Important H.R. 921 Hearing Wednesday

July 11, 2016 by JordanG

UPDATE: H.R. 921 was passed unanimously at the U.S. House Energy and Commerce Committee full committee markup at 3:40 p.m. CT on July 13. Another huge step for this important piece of legislation!


The U.S. House Energy and Commerce Committee will hold a hearing on Wednesday, July 13 at 2 p.m on the Sports Medicine Licensure Clarity Act (H.R. 921), which protects athletic trainers and other sports medicine professionals who travel to other states with an athletic team to provide care for that team. After years of working with members of Congress, NATA is excited that the committee has decided to take action on this important legislation. During our annual Capitol Hill Day last month, held in conjunction with NATA 2016 in Baltimore, more than 400 athletic trainers representing 48 states met with members of Congress and requested their support in the passage of the bill.

Introduced by Reps. Brett Guthrie (R-KY) and Cedric Richmond (D-LA), last year, H.R. 921 clarifies medical liability rules for athletic trainers and other medical professionals to ensure they are properly covered by their malpractice insurance while traveling with athletic teams in another state.

The bill aims to preserve athletes and athletic teams’ access to sports medicine professionals who provide high-quality health care services. Under the legislation, health care services provided by a covered athletic trainer or other sports medicine professional to an athlete, athletic team or a staff member in another state will be deemed to have occurred in the professional’s primary state of licensure. In addition, the providers will be able to treat injured athletes across state lines without the fear of incurring great professional loss. This bill reinforces the sports medicine team collaborative approach to care among physicians, athletic trainers and others. It is also vital in light of playoffs, championship games and college bowl games where teams travel a great distance with very little notification.

This is the first time a piece of NATA legislation has progressed to hearing for a full committee markup. So, how did we get to this important step?

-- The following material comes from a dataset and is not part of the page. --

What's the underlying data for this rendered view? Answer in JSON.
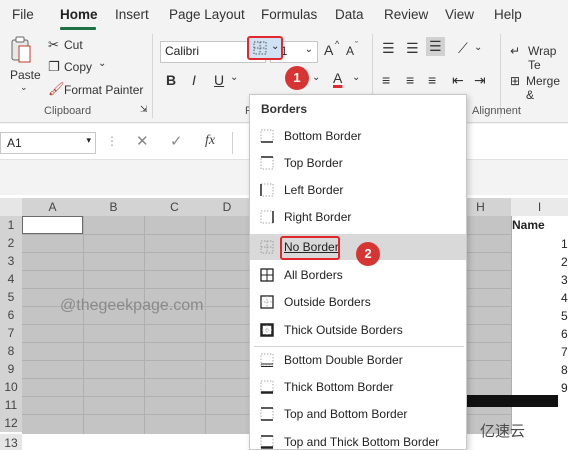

  1. NATA works with coalition members and members of Congress on draft language for Sports Medicine Licensure Clarity Act.
  2. Bill is introduced Feb. 12, 2015 in the House by Rep. Brett Guthrie (KY) and Rep. Cedric Richmond (LA). Companion bill is introduced in the Senate as S. 689 by Sen. John Thune (SD) and Sen. Amy Klobuchar (MN) on March 10, 2015.
  3. NATA staff and lobbying team spend countless hours meeting with Congress, collecting 179 cosponsors for the bill.
  4. H.R. 921 has first hearing with the U.S. House Energy and Commerce subcommittee in December 2015.
  5. HR 921 receives full markup in House Energy and Commerce health subcommittee on June 8, 2016.

  6. NATA takes 400 athletic trainers to advocate for the bill during Capitol Hill Day on June 22, which leads to 14 new cosponsors to date.
  7. Hearing scheduled with U.S. House Energy and Commerce Committee for a full markup on Wednesday, July 11. Committee will decide whether to approve the bill and send it to the full House of Representatives.

Now that we've gotten our legislation further than ever before, what's next? The remaining process is as follows: We need the committee to vote to approve the bill, which will send it to the House of Representatives for consideration. If the House approves H.R. 921, it would then go to the Senate for approval. Once the Senate signs off on the bill, it lands on the President's desk for the final signature to make it a law.

NATA members are encouraged to visit the Federal Legislative Alert Center for simple ways to support H.R. 921. This is a momentous occasion for the profession, and we will continue to keep you posted as the legislation progresses.

Photo: More than 400 athletic trainers joined forces to advocate for H.R. 921 on Wednesday, June 22, as part of a Capitol Hill Day event organized in conjunction with the NATA convention in Baltimore.

Photo by Renee Fernandes/NATA